Have you ever noticed that some flowers need to be planted each year, while others pop up all by themselves?
Annuals are plants with a life cycle that lasts only one year. They grow from seed, bloom, produce seed heads, and die all in one growing season. They then need to be replanted again the following year.
Annuals have great value in all gardens; they are quick to fill empty spots in flowerbeds, and make great additions to container gardens.
If you tend to have commitment issues, annuals are for you. You don’t have to see the same flowers year after year; you can try out new trends in garden design whenever you feel like it.
Annuals are incredibly versatile and diverse in color, form and texture that will last all season. Even though they only live for one year, they bloom for a long time. Because they only last one year, blooms are likely to be more colorful because they need to attract as many pollinators as possible to reproduce before the season ends.
A perennial is a plant that literally lives through the years. They offer tremendous diversity of color, foliage, fragrance and light and soil requirements. Their carefree dispositions make them ideal for all gardeners and garden types. The cornerstone of gardens, perennials set the foundation for a well-rounded collection of plants. They'll fill in your garden with great greenery and many beautiful flowers, blooming at different times of the year.
Since perennials bloom for a single season: summer, spring or fall, a collection of them in your garden will be great in luring in and keeping all our pollinators happy.
Perennials don’t have the same pressure to reproduce as annuals do. They are the dependable workhorses of our gardens; blooming year after year and often growing so big they can be divided into new plants for family, friends or those bare spots in your yard. Woven through borders and foundation plantings, and with their flower variety, color and texture, perennials can be your landscape’s crowning glory.

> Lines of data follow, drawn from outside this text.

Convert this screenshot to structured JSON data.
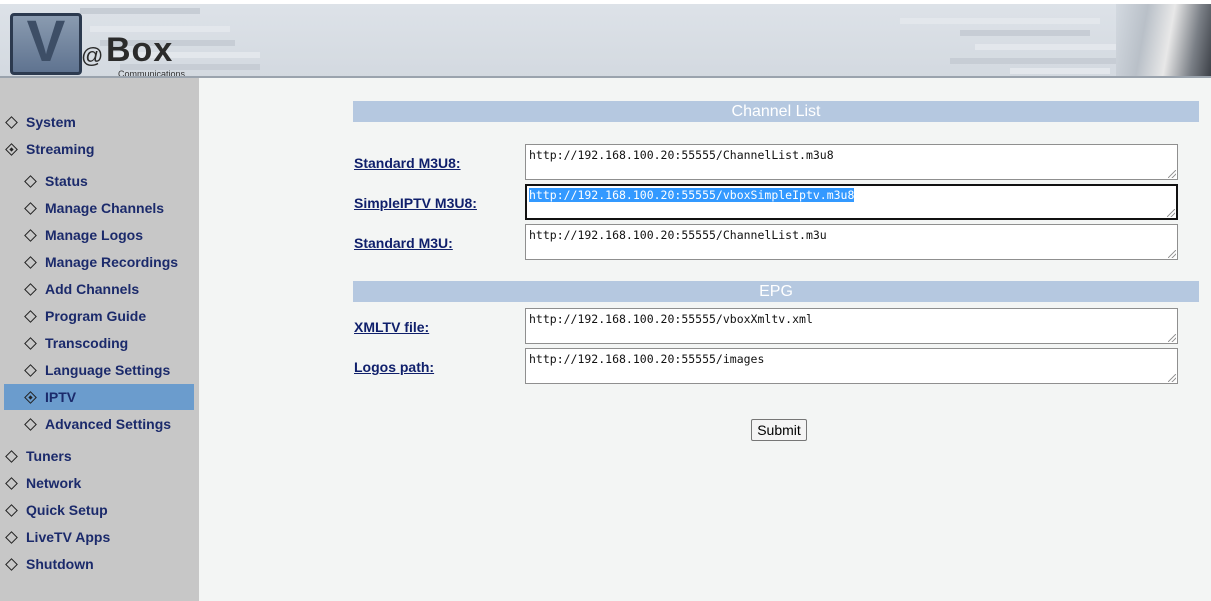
{
  "header": {
    "logo": {
      "v": "V",
      "at": "@",
      "box": "Box",
      "tagline": "Communications"
    }
  },
  "sidebar": {
    "items": [
      {
        "label": "System",
        "level": "top",
        "icon": "diamond-icon"
      },
      {
        "label": "Streaming",
        "level": "top",
        "icon": "diamond-filled-icon",
        "expanded": true
      },
      {
        "label": "Status",
        "level": "sub",
        "icon": "diamond-icon"
      },
      {
        "label": "Manage Channels",
        "level": "sub",
        "icon": "diamond-icon"
      },
      {
        "label": "Manage Logos",
        "level": "sub",
        "icon": "diamond-icon"
      },
      {
        "label": "Manage Recordings",
        "level": "sub",
        "icon": "diamond-icon"
      },
      {
        "label": "Add Channels",
        "level": "sub",
        "icon": "diamond-icon"
      },
      {
        "label": "Program Guide",
        "level": "sub",
        "icon": "diamond-icon"
      },
      {
        "label": "Transcoding",
        "level": "sub",
        "icon": "diamond-icon"
      },
      {
        "label": "Language Settings",
        "level": "sub",
        "icon": "diamond-icon"
      },
      {
        "label": "IPTV",
        "level": "sub",
        "icon": "diamond-filled-icon",
        "active": true
      },
      {
        "label": "Advanced Settings",
        "level": "sub",
        "icon": "diamond-icon"
      },
      {
        "label": "Tuners",
        "level": "top",
        "icon": "diamond-icon"
      },
      {
        "label": "Network",
        "level": "top",
        "icon": "diamond-icon"
      },
      {
        "label": "Quick Setup",
        "level": "top",
        "icon": "diamond-icon"
      },
      {
        "label": "LiveTV Apps",
        "level": "top",
        "icon": "diamond-icon"
      },
      {
        "label": "Shutdown",
        "level": "top",
        "icon": "diamond-icon"
      }
    ],
    "active_color": "#6b9ccd"
  },
  "channel_list": {
    "title": "Channel List",
    "fields": [
      {
        "label": "Standard M3U8:",
        "value": "http://192.168.100.20:55555/ChannelList.m3u8"
      },
      {
        "label": "SimpleIPTV M3U8:",
        "value": "http://192.168.100.20:55555/vboxSimpleIptv.m3u8",
        "selected": true
      },
      {
        "label": "Standard M3U:",
        "value": "http://192.168.100.20:55555/ChannelList.m3u"
      }
    ]
  },
  "epg": {
    "title": "EPG",
    "fields": [
      {
        "label": "XMLTV file:",
        "value": "http://192.168.100.20:55555/vboxXmltv.xml"
      },
      {
        "label": "Logos path:",
        "value": "http://192.168.100.20:55555/images"
      }
    ]
  },
  "form": {
    "submit_label": "Submit"
  },
  "colors": {
    "section_bar": "#b5c8e0",
    "sidebar_bg": "#c7c7c7",
    "link": "#0f1f6b",
    "selection": "#3399ff"
  }
}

The benefits of trees and shrubs are endless. They provide healthy and beautiful places for children to play and learn. Green spaces encourage more healthy social interactions, as well as lower levels of social ills like property and violent crimes.
Tree-shaded sidewalks spatially denote the pedestrian realm; they naturally create a vaulted ceiling creating a sense of separation and protection from passing vehicles.
Rising temperatures are being caused by our own activities, such as burning oil and cutting down trees. Shrubs and trees slow down climate change and areas without them can become “heat islands,” with significantly higher temperatures than planted areas.
Money can grow on trees. Most of the prime streets that are tree-lined get a 10% to 15% premium in value over similar streets with less tree architecture. Trees give the appearance of more space and more privacy thus adding value to your home.
Eating locally and organically is more important than ever, and there’s nothing more local than the patch of ground just steps from your kitchen. Each square foot of garden space that you plant can reduce your carbon footprint by about one pound each year.
Don’t feel like you need an acre to be successful; even a couple of window boxes and containers on your patio will do. You can just as easily grow up and not out if you only have a wall or fence.
No one’s born with a green thumb, but you can easily learn to have one. Just like our gardens, life is short, fraught with the unexpected, filled with failure and adversity, and never seems to go as we planned. It’s also magnificent in its beauty as we experience laughter, adventures, and the small joys that can fill us with sublime happiness. Let us revel in the little things and find joy.
GROW Up! Vines are special because they can grow in ways that other types of plants simply cannot. They spread by climbing, attaching or twining their way up vertical surfaces or over the ground, and easily fill in spaces where other plants won’t grow. They can be evergreen, they can have spectacular flowers and they can grow in all sorts of conditions.
Climbers add another dimension beyond your garden beds, add seasonal color, while attracting pollinators. Vines are easy growers that spread vigorously.
Twisting, turning, twining and twirling — vines traverse the landscape in creative ways. Their attractive foliage provides visual interest as it forms living screens to hide ugly chain link fences, softens hardscapes, transforms seemingly impossible areas and can provide you with some privacy from nosy neighbors - you know we all have them!
The best time to plant a tree is 20 years ago. The second-best time is today.